Last week UK Prime Minister David Cameron announced plans for East London to be turned into a ‘Tech City” that would rival Silicon Valley. That all sounds very nice and it even comes with the backing of Google, Intel and Facebook, but can you “Create a Silicon Valley” outside of California?
So. Much. Tech.
Some of the biggest names in tech are coming to TNW Conference in Amsterdam this May.
It’s possible to stimulate an area and inject some cash, but entrepreneurs are people and innovation also comes from people. As Glenn Shoosmith, CEO of BookingBug.com, put it in his speech at the Tech City launch event, “You can’t tender for innovation”.
The area around London’s Old Street has already been nicknamed Silicon Roundabout (coined by Matt Biddulph of Dopplr.com) as it hosts a number of tech start-ups with more appearing all the time. Soho in central London also has a concentration of tech startups, so that of course has now been nicknamed Silicon Soho. This trend could go on for ever, but it’s relevant as tech start-ups have tended to cluster around each other and that probably has a lot to do with sharing space.

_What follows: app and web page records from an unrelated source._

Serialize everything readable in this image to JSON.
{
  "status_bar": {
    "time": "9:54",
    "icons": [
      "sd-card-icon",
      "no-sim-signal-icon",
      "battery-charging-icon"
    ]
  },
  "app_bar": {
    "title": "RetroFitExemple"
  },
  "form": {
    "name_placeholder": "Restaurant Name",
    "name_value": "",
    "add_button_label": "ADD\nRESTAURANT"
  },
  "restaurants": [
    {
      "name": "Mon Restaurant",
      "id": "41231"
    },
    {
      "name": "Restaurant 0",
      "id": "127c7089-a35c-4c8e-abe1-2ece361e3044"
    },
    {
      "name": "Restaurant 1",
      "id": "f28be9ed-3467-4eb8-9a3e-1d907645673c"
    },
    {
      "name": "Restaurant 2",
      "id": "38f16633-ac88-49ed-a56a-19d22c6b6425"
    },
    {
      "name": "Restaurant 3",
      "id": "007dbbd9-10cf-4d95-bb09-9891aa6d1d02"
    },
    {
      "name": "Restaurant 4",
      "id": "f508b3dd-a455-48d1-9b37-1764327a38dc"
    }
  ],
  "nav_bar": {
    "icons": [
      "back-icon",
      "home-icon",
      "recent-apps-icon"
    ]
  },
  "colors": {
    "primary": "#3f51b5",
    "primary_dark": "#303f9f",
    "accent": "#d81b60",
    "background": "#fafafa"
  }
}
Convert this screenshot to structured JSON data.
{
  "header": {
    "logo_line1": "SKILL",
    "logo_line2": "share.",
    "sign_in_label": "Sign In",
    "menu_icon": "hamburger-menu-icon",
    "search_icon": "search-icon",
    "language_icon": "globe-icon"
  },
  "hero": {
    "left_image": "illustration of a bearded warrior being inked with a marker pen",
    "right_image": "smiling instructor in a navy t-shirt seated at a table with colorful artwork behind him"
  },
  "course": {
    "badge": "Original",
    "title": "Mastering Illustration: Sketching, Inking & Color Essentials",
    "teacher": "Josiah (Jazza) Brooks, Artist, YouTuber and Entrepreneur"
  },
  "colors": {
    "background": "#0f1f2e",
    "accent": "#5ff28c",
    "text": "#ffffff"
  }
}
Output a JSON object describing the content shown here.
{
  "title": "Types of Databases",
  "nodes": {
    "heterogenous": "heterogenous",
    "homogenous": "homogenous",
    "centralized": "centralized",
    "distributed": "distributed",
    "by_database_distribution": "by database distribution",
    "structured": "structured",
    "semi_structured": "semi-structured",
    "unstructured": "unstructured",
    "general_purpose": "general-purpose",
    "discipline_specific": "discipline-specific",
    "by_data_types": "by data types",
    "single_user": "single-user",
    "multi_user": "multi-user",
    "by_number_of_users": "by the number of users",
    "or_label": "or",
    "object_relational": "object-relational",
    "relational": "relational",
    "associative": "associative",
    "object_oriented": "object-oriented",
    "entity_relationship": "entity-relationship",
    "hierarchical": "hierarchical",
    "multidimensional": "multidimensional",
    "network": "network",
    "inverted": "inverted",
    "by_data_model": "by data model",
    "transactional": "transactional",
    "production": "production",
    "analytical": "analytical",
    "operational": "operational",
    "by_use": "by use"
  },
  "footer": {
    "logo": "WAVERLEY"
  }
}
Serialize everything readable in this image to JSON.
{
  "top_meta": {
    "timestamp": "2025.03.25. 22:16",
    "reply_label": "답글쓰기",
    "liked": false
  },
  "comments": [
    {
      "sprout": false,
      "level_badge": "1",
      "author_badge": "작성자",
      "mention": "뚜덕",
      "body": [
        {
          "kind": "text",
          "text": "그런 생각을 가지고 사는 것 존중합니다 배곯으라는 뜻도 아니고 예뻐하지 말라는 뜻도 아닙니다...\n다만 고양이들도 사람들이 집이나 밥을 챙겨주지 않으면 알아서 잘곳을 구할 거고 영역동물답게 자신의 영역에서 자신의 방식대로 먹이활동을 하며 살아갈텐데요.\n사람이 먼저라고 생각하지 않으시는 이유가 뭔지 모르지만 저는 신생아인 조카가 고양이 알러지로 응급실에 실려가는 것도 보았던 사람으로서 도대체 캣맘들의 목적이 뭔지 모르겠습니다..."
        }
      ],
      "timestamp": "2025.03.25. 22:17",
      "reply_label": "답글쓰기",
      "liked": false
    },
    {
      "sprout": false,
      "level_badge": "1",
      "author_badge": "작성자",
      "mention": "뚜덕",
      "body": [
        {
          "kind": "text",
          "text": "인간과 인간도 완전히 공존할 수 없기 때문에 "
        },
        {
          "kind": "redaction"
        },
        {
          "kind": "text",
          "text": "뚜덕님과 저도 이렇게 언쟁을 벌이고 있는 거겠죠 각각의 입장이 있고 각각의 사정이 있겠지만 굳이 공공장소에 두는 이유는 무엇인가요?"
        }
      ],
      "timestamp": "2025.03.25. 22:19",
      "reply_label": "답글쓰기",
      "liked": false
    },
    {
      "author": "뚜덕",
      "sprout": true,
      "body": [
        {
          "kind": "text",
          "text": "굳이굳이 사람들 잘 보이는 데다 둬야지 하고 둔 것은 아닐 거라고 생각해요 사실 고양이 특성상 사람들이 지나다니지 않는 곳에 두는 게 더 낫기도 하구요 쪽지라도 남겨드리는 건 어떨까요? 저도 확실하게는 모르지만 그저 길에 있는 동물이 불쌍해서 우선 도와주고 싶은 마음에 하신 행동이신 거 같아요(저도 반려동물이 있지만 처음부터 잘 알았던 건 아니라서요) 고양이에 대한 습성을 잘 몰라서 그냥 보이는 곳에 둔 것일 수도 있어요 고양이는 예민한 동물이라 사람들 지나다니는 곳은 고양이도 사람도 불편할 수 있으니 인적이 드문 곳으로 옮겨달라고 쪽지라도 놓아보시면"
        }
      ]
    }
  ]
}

Shared space is the main driver of these clusters, not particularly the area. Old Street has done well because it’s in east London, on a Tube line so people can get there easily. East London has been historically cheap, so start-ups could effectively rent office space there. As they grew they often required larger premises and several found there was a business in renting more that they required and subletting the rest, some even put that model into their business plans as it could also offset their rent if they took enough space on.
Both Moo.com and Songkick adopted this approach and both took on the whole floor of a building, used what they needed and the rest is sublet to other companies. This is often by word of mouth around the general London tech scene, so the offices are filled with tech companies.
TechHub, just off Old Street, is a place where startups can base themselves permanently or rent desks on a short-term basis. It’s a nice, large space with a ready made audience in the area and allows local tech companies to share ideas. This ecosystem can then foster and encourage entrepreneurs and innovation. It’s a good idea and there are some great companies doing business out of TechHub and some great events which take place there.
It’s been tried before
Other countries have tried to create “Silicon Valleys”. France tried with Sophia Antipolis, just north of Antibes on the Mediterranean coast. It’s a beautiful industrial park in the middle of a protected forest. Conditions are idyllic, with air-conditioned offices, wild boar in the woods and just 20 minutes’ journey to the beach. Unfortunately it hasn’t created a “Silicon Valley”. It did attract a number of well-known high tech companies, and more recently a lot of telecoms companies have had R&D there, but they were isolated and the staff wanted the lifestyle – they weren’t there to share ideas.
The only country that really has managed to approach a potential Silicon Valley is Israel, but that’s for many different reasons and supports a completely different culture.
So can Tech City work?
Why should the Government suddenly get interested in east London and Stratford? Well, in 2012 there’s a small event taking place called the Olympic Games and there’s an Olympic Village with new industrial areas and housing out near Stratford. The area is depressed and the government wants to encourage businesses to move there. Though they’re making a song-and-dance about the Old Street area now, their real concern is to get people and more importantly businesses moving to Stratford. Hopefully this initiative will kick-start the process.
By having the involvement of the big players, that should encourage other businesses to move there too. Not the early stage startups that currently cluster around Old Street, but the more established tech players – those that have grown from a two person team and are now expanding.
The rents around Old Street have risen since it became ‘trendy’ for tech companies to move there. If it gets too popular, then the rental costs may put of the next tranche of start-ups who would thrive in the environment and they’ll have to look elsewhere.
If corporates feel the need to move there too, then it really could be the end of the start-up scene – especially as Old Street is so close to the City and the big financial organisations.
Maybe it’s inevitable and the tech scene will move to other areas where rents are cheaper, there’s already an enclave of tech companies south of the river in Bermondsey, a good example being Huddle.
So Old Street is probably safe for a while (at least until Stratford fills up) but location isn’t the only problem. It’s all very well to make big promises, but giving real public attention and trying to instill a Silicon Valley attitude into a depressed area doesn’t quite ring true.
The VC attitude in the UK is substantially different so that in the US companies are encouraged to try and if they fail, then try something else, while in the UK once you fail you’re marked for life.
Getting finance in the UK is also much more difficult than the US and there may be many more conditions placed on getting the finance in the first place. The UK is based on old money and old processes which are hard to change, but maybe the emphasis on east London will somehow get the old city money into new startups as they’ll now be neighbours.
So all-in-all, though the government is making the right moves, there’s a lot more that needs to happen before there’s anything like a Silicon Valley in London.